Khademi M, Illés Z, Gielen AW, Marta M, Takazawa N, Baecher-Allan C, Brundin L, Hannerz J, Martin C, Harris RA, Hafler DA, Kuchroo VK, Olsson T, Piehl F, Wallström E: T Cell Ig and mucin-domain-containing molecule-3 (TIM-3) and TIM-1 molecules are differentially expressed on human Th1 and Th2 cells and in cerebrospinal fluid-derived mononuclear cells in multiple sclerosis. J Immunol 2004, 172:7169–7176.
Wang F, He W, Zhou H, Yuan J, Wu K, Xu L, Chen ZK: The Tim-3 ligand galectin-9 negatively regulates CD8+ all reactive T cell and prolongs survival of skin graft. Cell Immunol 2007, 250:68–74.
Anderson DE: TIM-3 as a therapeutic target in human inflammatory diseases. Expert OpinTher Targets 2007, 11:1005–1009.
Zhao D, Hou N, Cui M, Liu Y, Liang X, Zhuang X, Zhang Y, Zhang L, Yin D, Gao L, Zhang Y, Ma C: Increased T cell immunoglobulin and mucin domain 3 positively correlate with systemic IL-17 and TNF-α level in the acute phase of ischemic stroke. J Clin Immunol 2011, 31:719–727.
Wang J, Rogove AD, Tsirka AE, Tsirka SE: Protective role of tuftsin fragment 1–3 in an animal model of intracerebral hemorrhage. Ann Neurol 2003, 54:655–664.
Van Rossum D, Hanisch UK: Microglia. Metab Brain Dis 2004, 19:393–411.
Wu J, Yang S, Xi G, Song S, Fu G, Keep RF, Hua Y: Microglial activation and brain injury after intracerebral hemorrhage. Acta Neurochir Suppl 2008, 105:59–65.
Wang J, Tsirka SE: Tuftsin fragment 1–3 is beneficial when delivered after the induction of intracerebral hemorrhage. Stroke 2005, 36:613–618.
Zheng Z, Yenari MA: Post-ischemic inflammation: molecular mechanisms and therapeutic implications. Neurol Res 2004, 26:884–892.
Kim JB, Choi J, Yu YM, Nam K, Piao CS, Lee MH, Han PL, Park JS, Lee JK: HMGB1, a novel cytokine-like mediator linking acute neuronal death and delayed neuroinflammation in the postischemic brain. J Neurosci 2006, 26:6413–6421.
Allan SM, Rothwell NJ: Cytokines and acute neurodegeneration. Neurosci 2001, 2:734–744.
Silva Y, Leira R, Tejada J: Molecular signatures of vascular injury are associated with early growth of intracerebral hemorrhage. Stroke 2005, 36:86–91.
Dziedzic T: Clinical significance of acute phase reaction in stroke patients.
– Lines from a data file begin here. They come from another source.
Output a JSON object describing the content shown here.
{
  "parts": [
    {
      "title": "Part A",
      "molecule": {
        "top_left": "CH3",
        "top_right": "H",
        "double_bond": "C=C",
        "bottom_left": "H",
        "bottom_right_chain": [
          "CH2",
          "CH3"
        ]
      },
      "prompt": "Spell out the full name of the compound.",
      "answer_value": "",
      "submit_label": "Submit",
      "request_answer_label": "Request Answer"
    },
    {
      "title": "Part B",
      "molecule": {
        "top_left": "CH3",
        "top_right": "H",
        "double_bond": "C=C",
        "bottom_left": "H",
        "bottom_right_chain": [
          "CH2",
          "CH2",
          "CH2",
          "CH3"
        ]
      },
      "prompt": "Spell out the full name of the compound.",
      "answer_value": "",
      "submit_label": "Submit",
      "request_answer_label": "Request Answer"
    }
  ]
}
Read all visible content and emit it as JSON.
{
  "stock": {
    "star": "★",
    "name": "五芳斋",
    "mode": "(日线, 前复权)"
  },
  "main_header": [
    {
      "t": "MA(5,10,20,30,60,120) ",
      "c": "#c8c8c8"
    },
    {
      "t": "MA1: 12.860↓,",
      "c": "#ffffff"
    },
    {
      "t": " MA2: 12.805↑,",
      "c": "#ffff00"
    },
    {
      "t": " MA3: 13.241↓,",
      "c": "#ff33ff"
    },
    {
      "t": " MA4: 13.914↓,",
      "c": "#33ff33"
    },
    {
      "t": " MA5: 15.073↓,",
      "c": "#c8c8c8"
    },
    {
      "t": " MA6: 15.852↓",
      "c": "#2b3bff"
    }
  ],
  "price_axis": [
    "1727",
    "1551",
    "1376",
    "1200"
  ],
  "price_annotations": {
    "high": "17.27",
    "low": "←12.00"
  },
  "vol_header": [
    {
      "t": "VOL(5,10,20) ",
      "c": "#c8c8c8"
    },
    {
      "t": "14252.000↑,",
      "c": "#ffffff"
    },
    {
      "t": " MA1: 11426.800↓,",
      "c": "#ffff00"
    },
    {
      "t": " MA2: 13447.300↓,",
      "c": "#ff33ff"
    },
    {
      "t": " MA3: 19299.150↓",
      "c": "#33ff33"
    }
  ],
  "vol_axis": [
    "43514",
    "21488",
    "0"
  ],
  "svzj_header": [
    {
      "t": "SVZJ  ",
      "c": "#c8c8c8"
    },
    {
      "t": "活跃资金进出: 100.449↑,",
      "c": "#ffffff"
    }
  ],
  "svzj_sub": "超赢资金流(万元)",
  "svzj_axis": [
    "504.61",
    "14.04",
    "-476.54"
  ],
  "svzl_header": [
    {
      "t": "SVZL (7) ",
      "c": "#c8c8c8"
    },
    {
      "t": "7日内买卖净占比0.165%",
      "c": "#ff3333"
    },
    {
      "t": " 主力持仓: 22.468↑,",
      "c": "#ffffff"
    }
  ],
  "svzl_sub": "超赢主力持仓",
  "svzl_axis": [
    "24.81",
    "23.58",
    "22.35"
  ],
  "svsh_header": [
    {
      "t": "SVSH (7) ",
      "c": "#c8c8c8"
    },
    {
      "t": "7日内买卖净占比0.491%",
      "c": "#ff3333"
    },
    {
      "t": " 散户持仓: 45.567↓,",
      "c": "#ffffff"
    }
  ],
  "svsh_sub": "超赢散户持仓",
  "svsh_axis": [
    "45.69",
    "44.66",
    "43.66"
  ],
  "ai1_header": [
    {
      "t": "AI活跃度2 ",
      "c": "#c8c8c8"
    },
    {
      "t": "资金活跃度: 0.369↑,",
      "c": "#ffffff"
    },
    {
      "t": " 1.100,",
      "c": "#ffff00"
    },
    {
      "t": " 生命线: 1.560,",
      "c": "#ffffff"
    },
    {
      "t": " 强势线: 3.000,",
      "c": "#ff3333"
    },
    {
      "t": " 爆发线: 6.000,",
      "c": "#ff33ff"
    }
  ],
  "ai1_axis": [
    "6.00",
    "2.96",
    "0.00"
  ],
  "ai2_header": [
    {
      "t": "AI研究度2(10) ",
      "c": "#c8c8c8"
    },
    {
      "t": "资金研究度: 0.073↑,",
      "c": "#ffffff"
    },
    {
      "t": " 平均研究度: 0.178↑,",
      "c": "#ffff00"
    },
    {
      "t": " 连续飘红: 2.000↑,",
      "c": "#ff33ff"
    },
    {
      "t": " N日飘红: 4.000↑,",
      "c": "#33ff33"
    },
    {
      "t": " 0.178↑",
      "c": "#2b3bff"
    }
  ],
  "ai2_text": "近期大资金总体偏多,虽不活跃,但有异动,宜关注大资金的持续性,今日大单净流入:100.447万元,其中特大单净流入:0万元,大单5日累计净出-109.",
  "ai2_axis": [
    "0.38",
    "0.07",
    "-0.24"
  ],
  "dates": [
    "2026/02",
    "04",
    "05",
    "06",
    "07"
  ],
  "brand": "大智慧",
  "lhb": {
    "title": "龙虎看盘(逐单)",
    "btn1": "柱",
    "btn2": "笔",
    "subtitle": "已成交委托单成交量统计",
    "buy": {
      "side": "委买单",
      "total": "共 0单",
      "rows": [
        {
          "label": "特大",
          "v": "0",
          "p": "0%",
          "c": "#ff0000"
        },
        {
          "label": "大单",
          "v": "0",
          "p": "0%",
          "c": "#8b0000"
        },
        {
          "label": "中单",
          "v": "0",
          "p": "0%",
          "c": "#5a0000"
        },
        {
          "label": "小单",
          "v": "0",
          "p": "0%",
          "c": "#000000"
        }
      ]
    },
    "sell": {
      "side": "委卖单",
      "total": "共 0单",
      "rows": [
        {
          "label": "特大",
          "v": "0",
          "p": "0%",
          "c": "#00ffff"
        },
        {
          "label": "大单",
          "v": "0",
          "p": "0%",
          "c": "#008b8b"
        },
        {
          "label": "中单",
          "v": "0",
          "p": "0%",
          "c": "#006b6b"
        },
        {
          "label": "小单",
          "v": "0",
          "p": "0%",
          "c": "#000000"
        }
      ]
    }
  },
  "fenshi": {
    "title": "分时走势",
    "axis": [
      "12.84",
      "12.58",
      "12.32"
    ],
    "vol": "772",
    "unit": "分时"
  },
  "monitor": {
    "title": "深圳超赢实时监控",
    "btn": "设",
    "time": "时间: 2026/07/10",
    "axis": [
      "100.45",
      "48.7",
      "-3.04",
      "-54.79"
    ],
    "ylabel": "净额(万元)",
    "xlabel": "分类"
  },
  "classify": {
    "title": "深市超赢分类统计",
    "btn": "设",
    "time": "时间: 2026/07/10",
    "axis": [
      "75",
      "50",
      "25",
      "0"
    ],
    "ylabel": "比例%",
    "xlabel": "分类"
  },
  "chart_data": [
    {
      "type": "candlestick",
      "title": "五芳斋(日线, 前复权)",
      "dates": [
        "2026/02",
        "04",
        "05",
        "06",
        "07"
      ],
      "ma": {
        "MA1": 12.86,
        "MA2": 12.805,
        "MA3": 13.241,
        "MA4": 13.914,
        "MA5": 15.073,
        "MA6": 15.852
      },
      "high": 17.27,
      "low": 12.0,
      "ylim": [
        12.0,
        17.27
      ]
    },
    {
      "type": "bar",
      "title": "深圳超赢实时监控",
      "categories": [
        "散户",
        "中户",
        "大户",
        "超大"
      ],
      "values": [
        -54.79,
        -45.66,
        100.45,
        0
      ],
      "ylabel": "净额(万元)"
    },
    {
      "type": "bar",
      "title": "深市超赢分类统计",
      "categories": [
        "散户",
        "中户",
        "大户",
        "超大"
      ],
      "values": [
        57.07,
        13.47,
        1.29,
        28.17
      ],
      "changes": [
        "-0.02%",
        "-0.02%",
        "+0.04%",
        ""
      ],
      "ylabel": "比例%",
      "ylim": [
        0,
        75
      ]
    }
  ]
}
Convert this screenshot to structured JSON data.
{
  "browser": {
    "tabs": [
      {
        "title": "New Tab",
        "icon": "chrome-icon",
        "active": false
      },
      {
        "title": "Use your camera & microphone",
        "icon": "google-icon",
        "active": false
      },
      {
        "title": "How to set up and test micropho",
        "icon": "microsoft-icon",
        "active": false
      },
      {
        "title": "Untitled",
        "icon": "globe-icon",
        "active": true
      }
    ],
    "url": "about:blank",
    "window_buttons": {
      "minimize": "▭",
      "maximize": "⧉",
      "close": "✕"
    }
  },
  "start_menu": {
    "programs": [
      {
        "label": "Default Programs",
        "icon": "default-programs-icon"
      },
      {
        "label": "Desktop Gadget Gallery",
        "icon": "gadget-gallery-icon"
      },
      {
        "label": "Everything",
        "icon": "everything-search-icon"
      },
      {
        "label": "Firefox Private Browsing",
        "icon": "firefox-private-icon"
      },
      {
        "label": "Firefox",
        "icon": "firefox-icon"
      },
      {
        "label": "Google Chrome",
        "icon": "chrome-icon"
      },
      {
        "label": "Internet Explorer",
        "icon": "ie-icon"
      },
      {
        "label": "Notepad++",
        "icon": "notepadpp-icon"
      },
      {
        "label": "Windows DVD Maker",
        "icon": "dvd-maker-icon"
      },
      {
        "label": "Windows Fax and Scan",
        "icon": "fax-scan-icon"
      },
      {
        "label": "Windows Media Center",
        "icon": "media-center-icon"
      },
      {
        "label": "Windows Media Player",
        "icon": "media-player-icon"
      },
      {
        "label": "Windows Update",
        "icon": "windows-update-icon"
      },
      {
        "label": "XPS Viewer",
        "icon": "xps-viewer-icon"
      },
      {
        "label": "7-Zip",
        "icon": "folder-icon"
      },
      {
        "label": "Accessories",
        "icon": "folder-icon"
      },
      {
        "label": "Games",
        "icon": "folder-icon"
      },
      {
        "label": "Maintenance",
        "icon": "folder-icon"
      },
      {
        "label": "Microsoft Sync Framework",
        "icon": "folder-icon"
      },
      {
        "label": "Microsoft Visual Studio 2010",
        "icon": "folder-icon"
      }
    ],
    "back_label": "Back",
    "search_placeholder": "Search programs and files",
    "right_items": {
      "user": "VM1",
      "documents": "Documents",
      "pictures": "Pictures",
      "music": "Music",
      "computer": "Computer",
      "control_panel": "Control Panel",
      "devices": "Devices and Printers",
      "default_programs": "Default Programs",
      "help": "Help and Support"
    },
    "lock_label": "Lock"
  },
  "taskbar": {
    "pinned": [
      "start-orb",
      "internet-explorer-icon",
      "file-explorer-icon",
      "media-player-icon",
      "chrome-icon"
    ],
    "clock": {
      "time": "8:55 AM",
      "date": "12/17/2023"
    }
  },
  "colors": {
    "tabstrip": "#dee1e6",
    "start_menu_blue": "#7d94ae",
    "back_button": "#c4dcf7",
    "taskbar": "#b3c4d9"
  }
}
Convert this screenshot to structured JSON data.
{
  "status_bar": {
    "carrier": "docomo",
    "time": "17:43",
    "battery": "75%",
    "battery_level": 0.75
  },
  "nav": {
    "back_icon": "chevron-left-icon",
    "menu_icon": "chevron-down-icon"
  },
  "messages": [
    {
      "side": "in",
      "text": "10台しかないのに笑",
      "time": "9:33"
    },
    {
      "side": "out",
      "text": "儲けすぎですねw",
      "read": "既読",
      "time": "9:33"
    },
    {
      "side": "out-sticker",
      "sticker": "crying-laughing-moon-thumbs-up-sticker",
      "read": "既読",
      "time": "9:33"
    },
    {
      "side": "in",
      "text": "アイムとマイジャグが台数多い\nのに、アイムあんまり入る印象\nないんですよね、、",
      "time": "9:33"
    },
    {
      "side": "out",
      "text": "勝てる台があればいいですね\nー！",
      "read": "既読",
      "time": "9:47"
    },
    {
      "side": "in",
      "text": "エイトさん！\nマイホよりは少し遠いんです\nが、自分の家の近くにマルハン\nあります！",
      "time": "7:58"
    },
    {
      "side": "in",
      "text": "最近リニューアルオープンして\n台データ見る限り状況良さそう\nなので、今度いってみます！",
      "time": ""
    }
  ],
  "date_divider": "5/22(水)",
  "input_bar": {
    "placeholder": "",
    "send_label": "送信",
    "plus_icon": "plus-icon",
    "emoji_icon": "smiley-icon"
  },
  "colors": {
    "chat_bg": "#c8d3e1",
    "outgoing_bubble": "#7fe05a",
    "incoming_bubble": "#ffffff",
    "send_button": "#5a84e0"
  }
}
Front Biosci 2008, 13:2922–2927.
Barone FC, Feuerstein GZ: Inflammatory mediators and stroke: new opportunities for novel therapeutics. J Cereb Blood Flow Metab 1999, 19:819–834.
Stevens SL, Bao J, Hollis J, Lessov NS, Clark WM, Stenzel-Poore MP: The use of flow cytometry to evaluate temporal changes in inflammatory cells following focal cerebral ischemia in mice. Brain Res 2002, 932:110–119.
The authors wish to thank Qian Jing for her technical assistance during the study as well as YangYang Cui for editorial assistance.
The authors declare that they have no competing interests.
The research was based on the original idea of CJX and YGL. CJX worked on the development of animal model, immunofluorescent staining, behavioral studies, and data analysis and drafted the manuscript. TW worked on the development of animal model, behavioral studies and real-time RT PCR. SC worked on the development of animal model, behavioral studies, ELISA and brain water content. YGL provided the equipment and wrote the manuscript. All authors read and approved the final manuscript.
About this article
Cite this article
Xu, C., Wang, T., Cheng, S. et al. Increased expression of T cell immunoglobulin and mucin domain 3 aggravates brain inflammation via regulation of the function of microglia/macrophages after intracerebral hemorrhage in mice. J Neuroinflammation 10, 908 (2013). https://doi.org/10.1186/1742-2094-10-141